“Job postings for Android developers soared 302% in the first quarter of this year compared to the first quarter of 2010; ads for iPhone-related positions rose 220% in the same time frame.”
So what does this mean for students considering a career in app development? As we’ve seen, even young kids can show an interest in programming and app development, so it’s never too early to start.
It’s also never too late to start. Jim Miller, Art Director and app developer at K12, learned to program apps just a few years ago. He’s now developing them for K12’s curriculum, but also on his own.
Advice on becoming an app developer
Programming apps takes hard work and dedication, says Jim. And learning both the design and technical aspects can be tricky.
For college-bound students, Jim says majoring in computer programming is a good place to start. Some colleges may even have special app development classes.
But often, people learn app development on their own—even kids. Jim recommends checking out Apple, Google, and Android’s resources and tutorials to get started. Lynda.com can give you a base level of knowledge to get started as well. There are even videos on YouTube that explain the process.
But to make things complicated, iOS and Android each have their own programming language, so if you want to create an app for both, you have to program it twice. There is a way to write for both, but Jim says that often results in some non-optimal performance issues.
App creators can work for an app development company or of course strike out on their own.
But Jim wants developers to be realistic—that they can’t expect to make an app, slap it on iTunes, and become a millionaire. It’s hard to break through the saturated market of existing apps, and that has been the hardest part for him personally.
He also advises developers to be patient. Sometimes, if it just isn’t working, you may have to throw everything out and start over—and you can’t be afraid to do that, he says.
You check out Jim’s app “Toddler Tap!”, which helps toddlers learn words relating to basic concepts and items around the home, on iOS and Android.
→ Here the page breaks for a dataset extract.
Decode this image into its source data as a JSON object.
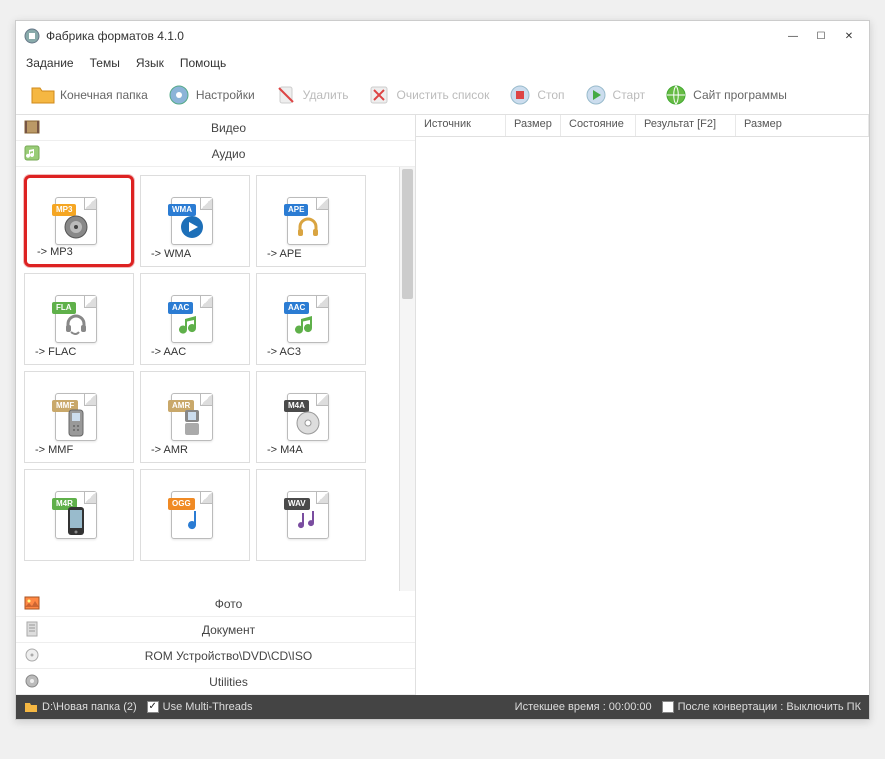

He also helped develop a periodic table activity and app that helps students explore the elements in an interactive way.
You can view more K12 mobile apps here.